As Old Man Winter continues to show his strength, it’s important to prepare for all weather conditions, including frigid temperatures and wind advisories and warnings.
WHEN THE WIND BLOWS…
A wind advisory means that there are sustained winds from 31 to 39 mph for at least an hour, or any gusts from 46 to 57 mph.
The Department of Emergency Services encourages residents to take the minor precautionary measures while the advisory is in effect:
- Be cautious while driving high-profile vehicles.
- Secure all outdoor objects that may blow away, including outdoor furniture.
- Check the news often for any weather updates.
Should a wind advisory become a high wind warning, it is advised that you stay indoors to avoid hazardous situations on roads and around buildings, telephone poles, and trees. A high wind warning means that there are sustained winds from 40-73 mph for at least an hour, or gusts of 58 mph or higher. When under a high wind warning, be sure to:
- Secure or move indoors any lightweight items.
- Avoid staying in light or poorly constructed structures that may blow down or collapse.
- Stay away from fallen power lines.
SEVERE COLD CAN BE JUST AS DANGEROUS…
For You and Your Family – The greatest threats are hypothermia and frostbite. For example, if you go outside with exposed skin in 7-degree temperature and 40 mph winds, you can develop frostbite in 24 minutes. Hypothermia is caused by a drop in core body temperature. Children, seniors, and those who are thin or sick are most susceptible.

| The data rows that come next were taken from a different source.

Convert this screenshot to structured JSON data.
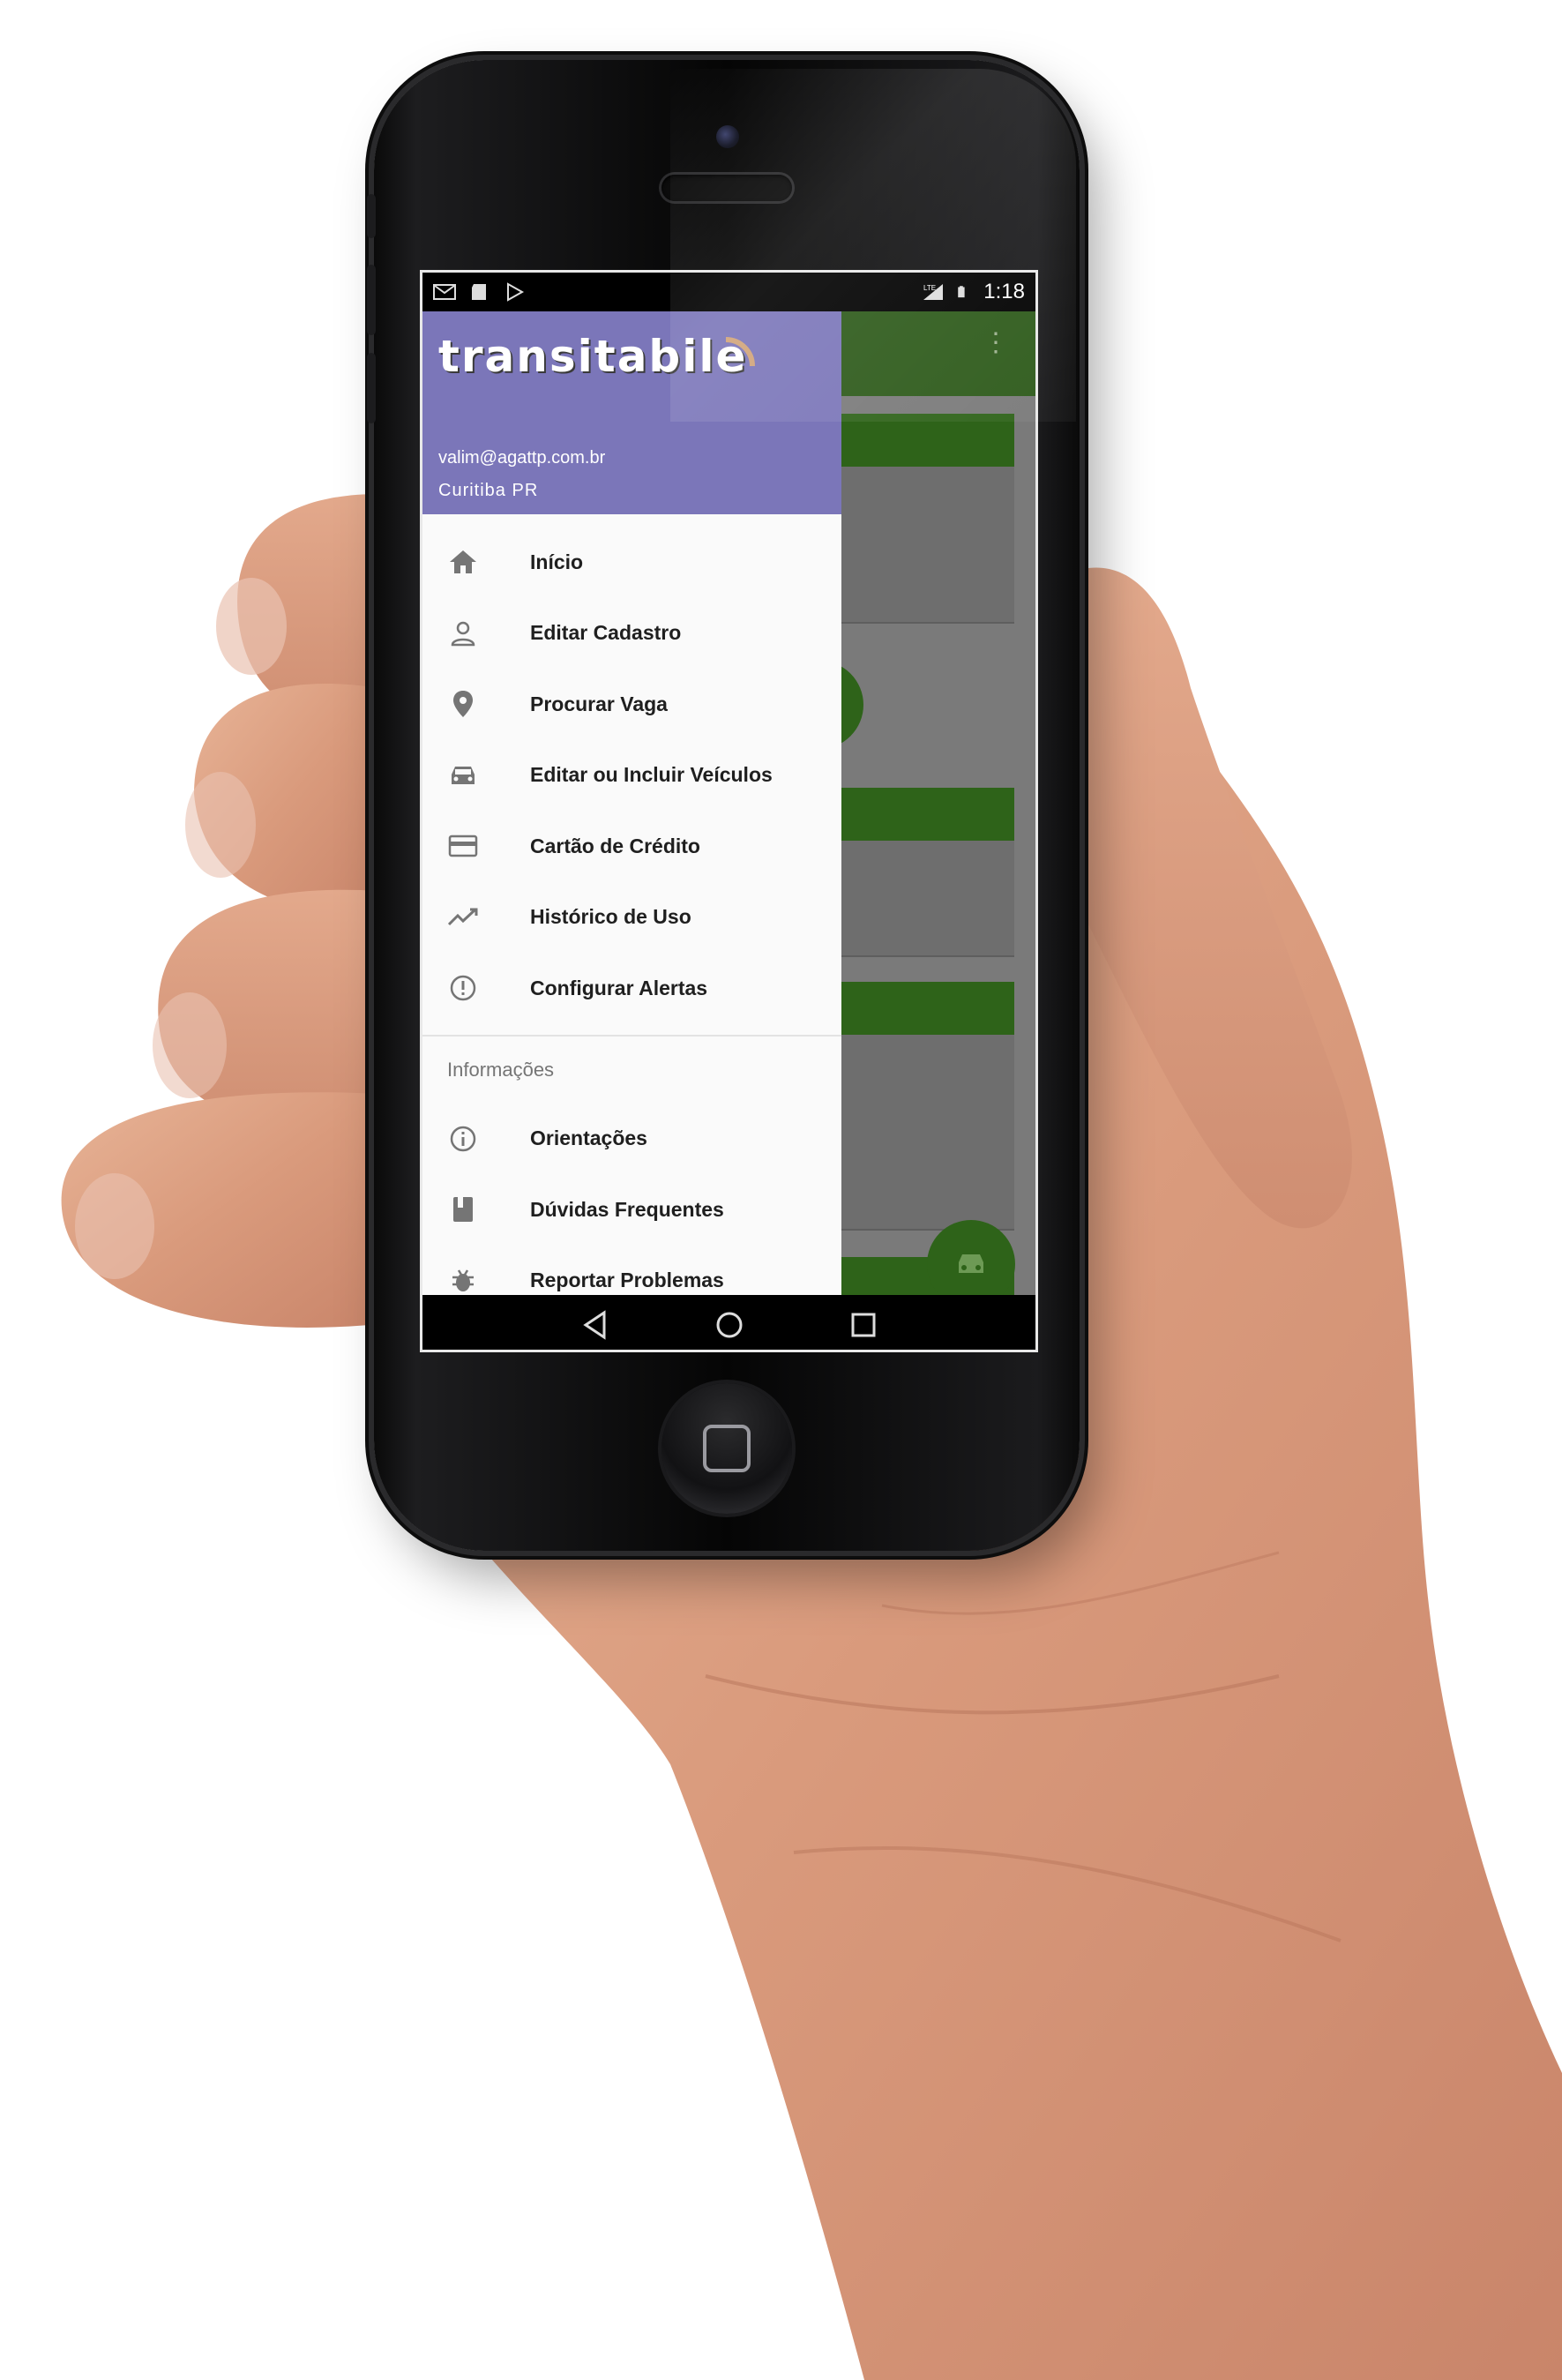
{
  "statusbar": {
    "icons_left": [
      "gmail-icon",
      "sd-card-icon",
      "play-store-icon"
    ],
    "network": "LTE",
    "time": "1:18"
  },
  "drawer": {
    "logo_text": "transitabile",
    "user_email": "valim@agattp.com.br",
    "user_city": "Curitiba PR",
    "menu_items": [
      {
        "label": "Início",
        "icon": "home-icon"
      },
      {
        "label": "Editar Cadastro",
        "icon": "person-icon"
      },
      {
        "label": "Procurar Vaga",
        "icon": "location-pin-icon"
      },
      {
        "label": "Editar ou Incluir Veículos",
        "icon": "car-icon"
      },
      {
        "label": "Cartão de Crédito",
        "icon": "credit-card-icon"
      },
      {
        "label": "Histórico de Uso",
        "icon": "trending-icon"
      },
      {
        "label": "Configurar Alertas",
        "icon": "alert-icon"
      }
    ],
    "section_title": "Informações",
    "info_items": [
      {
        "label": "Orientações",
        "icon": "info-icon"
      },
      {
        "label": "Dúvidas Frequentes",
        "icon": "book-icon"
      },
      {
        "label": "Reportar Problemas",
        "icon": "bug-icon"
      }
    ]
  },
  "colors": {
    "drawer_header": "#7b76b9",
    "app_green": "#2e6319",
    "background": "#ffffff"
  }
}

Layers of clothing, hats, scarves, and gloves can help to maintain body temperature.
For Your Home/Property – The greatest concern in severe weather is loss of heat, power, and communication. Cover drafty windows with cellophane insulation, or towels. Pipes can be wrapped in insulation or newspapers for the short term. Keep faucets at a drip to help prevent pipes from freezing. Know how to shut off your water in the event of a burst pipe. Have a fire extinguisher on hand, especially if you are using alternative heat sources like space heaters. Keep your thermostat set at a reasonable and comfortable temperature – do not adjust your heat up and down repeatedly. Be sure the batteries in your carbon monoxide detectors are up-to-date. Keep cell phones charged, batteries and flashlights handy. Wireless house phones will not work if you lose power, though regular land phones may.
For Your Pets – Pets should not be kept outside in extremely cold weather. If your pet is an outdoor pet, you still need to provide a shelter that is dry, draft-free, and has enough room. It should be warm enough that their water dish will not freeze. Before starting your car, bang on your car hood or honk your horn in the event a cat or small animal may have crawled underneath for warmth. When your pets come inside, wipe their paws to get salt/chemicals off their pads. And always keep antifreeze away from all animals.
For Your Vehicles – Make sure your gas tank is full and your antifreeze and windshield wiper fluids are sufficient. Make sure your vehicle emergency kit is updated and stocked.
Once you’re certain that you and your family are safe and warm, please take a moment to check on your neighbors! For additional information, safety tips, and public outreach resources, visit www.ready.gov/winter-weather. In the event of an emergency, call 9-1-1.